My native language Dutch and also German have a somewhat similar system of honorifics. It is silly if you would only learn the top step of the system. Since the different honorific levels of pronouns come with different conjugations it is certainly useful to learn all of them. Think of reading novels or talking to children. I'm certain Indian children will feel odd when a foreigner adresses them with Aap.
I agree that people learning Hindi (or any language as a matter of fact) should learn all the various honorifics, it's an essential part of learning any language. What I don't agree on is the talking to children not using "Aap" part. Actually, from an Indian perspective, it's polite and not at all strange to use "aap" with kids. My mum uses "aap" while talking to the neighbourhood's kids and used to talk to me and my siblings when we were kids using "aap". With kids, I use "tum" or sometimes "aap" but every Indian is different. There's a billion of us, maybe I was raised uber-polite lol.
तु is the 2nd person most informal pronoun. Use it for kids, spouses(and I've also heard, used when addressing god). तुम is the medium level of informality Use it when address friends. Also the use of तुम vs. आप (the most formal second person pronoun) varies from city to city.
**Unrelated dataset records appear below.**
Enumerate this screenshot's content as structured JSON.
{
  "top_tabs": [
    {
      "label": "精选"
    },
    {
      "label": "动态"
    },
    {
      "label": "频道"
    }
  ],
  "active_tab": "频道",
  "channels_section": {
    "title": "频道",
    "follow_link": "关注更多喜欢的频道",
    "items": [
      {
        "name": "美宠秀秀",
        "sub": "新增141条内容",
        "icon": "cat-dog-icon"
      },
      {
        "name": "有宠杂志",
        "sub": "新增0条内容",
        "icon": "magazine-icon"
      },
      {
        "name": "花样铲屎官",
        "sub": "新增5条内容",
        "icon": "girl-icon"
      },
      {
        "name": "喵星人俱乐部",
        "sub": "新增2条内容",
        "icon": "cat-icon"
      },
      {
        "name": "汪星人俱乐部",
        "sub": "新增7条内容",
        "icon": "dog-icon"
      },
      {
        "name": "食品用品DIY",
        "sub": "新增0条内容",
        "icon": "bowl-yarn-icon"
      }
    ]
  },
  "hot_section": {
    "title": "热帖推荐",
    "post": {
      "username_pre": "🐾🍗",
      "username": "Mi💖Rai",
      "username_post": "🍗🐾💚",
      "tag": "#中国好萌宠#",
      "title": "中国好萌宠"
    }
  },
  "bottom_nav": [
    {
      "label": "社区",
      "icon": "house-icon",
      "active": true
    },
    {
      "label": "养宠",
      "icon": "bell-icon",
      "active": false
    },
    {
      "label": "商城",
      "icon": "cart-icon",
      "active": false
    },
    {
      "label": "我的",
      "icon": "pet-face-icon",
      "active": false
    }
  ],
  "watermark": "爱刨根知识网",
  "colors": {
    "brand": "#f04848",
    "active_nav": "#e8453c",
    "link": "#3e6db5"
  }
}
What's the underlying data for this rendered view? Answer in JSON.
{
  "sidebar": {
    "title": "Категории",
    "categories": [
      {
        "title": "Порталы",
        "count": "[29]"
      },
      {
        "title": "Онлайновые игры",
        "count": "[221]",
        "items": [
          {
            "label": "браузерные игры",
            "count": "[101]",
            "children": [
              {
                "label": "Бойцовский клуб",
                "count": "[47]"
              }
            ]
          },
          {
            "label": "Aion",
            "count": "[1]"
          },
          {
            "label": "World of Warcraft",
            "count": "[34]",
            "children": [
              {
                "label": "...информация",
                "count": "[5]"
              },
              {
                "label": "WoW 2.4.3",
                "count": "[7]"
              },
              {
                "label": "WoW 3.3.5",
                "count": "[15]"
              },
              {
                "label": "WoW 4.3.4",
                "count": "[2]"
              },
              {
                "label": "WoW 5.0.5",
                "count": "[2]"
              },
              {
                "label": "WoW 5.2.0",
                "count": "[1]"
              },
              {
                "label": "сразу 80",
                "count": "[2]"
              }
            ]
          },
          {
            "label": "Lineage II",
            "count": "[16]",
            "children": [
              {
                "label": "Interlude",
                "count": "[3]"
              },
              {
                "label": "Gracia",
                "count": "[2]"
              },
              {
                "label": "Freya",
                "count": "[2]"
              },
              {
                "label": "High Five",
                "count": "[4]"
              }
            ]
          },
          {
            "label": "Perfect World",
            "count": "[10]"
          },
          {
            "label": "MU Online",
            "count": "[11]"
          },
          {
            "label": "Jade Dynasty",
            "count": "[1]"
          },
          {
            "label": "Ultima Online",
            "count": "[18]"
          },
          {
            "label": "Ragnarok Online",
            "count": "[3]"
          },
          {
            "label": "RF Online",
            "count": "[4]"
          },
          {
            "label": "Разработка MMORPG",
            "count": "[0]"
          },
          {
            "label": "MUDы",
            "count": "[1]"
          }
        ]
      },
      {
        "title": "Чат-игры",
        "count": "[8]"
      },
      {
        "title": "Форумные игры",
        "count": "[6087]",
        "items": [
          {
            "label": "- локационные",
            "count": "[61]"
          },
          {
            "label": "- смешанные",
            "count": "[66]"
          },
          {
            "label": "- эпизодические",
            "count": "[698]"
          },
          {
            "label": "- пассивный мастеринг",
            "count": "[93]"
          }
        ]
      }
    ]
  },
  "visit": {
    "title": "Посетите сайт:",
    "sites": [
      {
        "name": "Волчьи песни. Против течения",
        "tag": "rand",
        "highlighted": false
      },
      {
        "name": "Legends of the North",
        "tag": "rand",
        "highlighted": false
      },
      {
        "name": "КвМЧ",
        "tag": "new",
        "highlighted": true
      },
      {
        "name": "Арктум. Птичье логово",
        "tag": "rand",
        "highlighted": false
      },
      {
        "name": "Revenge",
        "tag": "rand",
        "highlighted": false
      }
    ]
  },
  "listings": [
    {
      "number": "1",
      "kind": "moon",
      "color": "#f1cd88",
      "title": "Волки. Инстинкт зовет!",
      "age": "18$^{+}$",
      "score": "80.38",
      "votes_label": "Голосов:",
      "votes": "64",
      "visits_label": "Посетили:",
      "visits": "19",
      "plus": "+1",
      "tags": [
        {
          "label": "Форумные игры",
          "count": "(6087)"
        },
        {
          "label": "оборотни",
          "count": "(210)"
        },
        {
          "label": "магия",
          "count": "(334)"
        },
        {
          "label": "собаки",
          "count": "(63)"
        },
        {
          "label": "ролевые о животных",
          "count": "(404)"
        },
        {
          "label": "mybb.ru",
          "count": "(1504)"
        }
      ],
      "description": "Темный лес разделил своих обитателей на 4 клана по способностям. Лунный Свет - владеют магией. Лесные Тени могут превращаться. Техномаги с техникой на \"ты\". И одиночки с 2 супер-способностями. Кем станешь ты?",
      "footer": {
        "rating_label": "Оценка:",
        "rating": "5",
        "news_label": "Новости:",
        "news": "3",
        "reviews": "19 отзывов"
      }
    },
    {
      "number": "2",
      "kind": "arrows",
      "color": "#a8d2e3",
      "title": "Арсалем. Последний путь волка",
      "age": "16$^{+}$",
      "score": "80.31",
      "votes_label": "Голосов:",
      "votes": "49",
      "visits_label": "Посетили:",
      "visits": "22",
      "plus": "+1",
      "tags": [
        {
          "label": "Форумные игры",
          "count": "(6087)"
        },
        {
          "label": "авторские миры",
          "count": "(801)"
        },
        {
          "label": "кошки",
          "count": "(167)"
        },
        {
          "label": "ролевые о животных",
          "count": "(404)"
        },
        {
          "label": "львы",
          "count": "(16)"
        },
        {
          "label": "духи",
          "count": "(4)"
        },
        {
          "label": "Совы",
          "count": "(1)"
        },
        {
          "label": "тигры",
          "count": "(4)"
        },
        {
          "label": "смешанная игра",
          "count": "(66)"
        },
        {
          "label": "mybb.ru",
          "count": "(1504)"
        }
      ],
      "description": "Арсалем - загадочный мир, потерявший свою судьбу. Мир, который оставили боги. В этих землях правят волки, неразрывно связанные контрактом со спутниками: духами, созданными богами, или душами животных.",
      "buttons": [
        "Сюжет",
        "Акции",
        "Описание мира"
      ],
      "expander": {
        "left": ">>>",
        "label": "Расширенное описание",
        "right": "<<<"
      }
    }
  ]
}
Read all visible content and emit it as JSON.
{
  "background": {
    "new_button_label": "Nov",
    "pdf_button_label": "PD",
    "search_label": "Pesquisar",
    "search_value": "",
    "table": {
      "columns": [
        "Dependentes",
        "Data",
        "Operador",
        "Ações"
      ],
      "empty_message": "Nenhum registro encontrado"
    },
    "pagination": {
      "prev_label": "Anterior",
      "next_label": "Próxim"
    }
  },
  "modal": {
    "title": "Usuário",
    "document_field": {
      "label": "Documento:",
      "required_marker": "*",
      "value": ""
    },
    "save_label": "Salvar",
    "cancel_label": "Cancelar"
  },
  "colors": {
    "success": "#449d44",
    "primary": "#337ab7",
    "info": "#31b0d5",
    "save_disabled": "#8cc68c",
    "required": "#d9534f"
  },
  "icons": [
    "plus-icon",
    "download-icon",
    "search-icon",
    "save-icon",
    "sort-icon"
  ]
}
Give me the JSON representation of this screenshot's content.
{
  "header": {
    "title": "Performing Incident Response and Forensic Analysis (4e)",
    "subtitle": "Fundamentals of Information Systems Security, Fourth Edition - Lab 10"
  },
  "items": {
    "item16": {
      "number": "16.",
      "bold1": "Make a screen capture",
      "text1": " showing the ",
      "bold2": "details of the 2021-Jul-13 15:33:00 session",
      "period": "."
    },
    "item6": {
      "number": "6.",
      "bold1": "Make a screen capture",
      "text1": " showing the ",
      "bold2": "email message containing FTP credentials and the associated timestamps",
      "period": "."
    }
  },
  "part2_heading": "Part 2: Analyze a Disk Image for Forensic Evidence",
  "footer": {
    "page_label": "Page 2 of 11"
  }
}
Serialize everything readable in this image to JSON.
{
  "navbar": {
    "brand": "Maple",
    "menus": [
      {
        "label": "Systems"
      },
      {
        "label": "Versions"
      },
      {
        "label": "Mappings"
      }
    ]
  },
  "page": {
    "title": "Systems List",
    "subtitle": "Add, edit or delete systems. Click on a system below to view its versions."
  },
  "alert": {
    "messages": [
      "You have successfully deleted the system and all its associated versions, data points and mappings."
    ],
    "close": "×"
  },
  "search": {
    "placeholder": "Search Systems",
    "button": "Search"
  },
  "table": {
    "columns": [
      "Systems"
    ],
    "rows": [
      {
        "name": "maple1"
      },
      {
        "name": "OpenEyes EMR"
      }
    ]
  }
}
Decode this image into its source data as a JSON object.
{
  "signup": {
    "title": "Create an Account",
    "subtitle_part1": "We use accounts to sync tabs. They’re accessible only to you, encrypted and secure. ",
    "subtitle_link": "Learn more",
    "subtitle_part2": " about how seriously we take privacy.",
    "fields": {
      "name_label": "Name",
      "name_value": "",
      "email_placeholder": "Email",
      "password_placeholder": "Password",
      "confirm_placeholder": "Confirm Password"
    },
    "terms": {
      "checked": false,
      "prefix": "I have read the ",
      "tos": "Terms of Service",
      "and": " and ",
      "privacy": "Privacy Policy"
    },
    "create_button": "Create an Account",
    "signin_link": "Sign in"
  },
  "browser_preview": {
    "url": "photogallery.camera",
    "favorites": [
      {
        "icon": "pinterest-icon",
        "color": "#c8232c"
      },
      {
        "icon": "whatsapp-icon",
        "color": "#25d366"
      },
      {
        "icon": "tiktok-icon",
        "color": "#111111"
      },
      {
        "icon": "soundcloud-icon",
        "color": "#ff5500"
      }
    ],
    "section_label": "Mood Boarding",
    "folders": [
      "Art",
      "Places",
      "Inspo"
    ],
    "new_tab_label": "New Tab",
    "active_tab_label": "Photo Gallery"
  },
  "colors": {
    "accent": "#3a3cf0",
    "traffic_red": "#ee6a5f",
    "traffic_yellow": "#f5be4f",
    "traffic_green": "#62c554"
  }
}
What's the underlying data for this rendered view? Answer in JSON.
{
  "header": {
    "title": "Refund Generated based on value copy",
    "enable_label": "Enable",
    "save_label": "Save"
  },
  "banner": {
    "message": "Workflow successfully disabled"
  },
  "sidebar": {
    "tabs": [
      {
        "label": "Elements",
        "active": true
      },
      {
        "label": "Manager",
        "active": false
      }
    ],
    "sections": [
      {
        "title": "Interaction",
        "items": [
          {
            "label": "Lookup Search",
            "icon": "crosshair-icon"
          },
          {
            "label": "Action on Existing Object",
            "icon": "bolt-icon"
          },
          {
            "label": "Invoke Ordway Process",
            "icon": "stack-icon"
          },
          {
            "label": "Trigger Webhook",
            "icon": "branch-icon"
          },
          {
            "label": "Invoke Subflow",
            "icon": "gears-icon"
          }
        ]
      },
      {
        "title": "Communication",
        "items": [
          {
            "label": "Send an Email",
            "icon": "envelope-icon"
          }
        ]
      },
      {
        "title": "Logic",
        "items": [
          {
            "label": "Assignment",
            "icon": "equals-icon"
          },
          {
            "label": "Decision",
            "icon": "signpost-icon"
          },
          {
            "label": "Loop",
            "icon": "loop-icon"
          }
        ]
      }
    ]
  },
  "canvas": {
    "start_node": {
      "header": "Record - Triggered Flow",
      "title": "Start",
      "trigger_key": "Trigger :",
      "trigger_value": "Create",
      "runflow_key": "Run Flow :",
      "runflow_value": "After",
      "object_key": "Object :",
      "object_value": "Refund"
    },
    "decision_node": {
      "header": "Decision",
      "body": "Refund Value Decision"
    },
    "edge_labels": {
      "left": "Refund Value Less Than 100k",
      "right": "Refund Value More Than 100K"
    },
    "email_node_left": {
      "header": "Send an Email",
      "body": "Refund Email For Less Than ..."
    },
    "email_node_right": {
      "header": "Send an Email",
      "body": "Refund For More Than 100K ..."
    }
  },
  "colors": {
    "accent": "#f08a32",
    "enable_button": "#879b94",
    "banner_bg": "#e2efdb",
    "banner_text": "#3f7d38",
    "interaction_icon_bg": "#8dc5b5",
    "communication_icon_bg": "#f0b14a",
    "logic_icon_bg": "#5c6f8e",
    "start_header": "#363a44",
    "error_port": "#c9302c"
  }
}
Some use आप with the exact same people another city would use तुम.
Could someone help me with the proper sentence using आप?? Is this correct when speaking to a female: आप पानी पीती हैं When talking to a male: आप पानी पीता हैं
I know we need to learn all the different versions of तू तुम , आप . But I wish it was to taught more consistently and in more detail.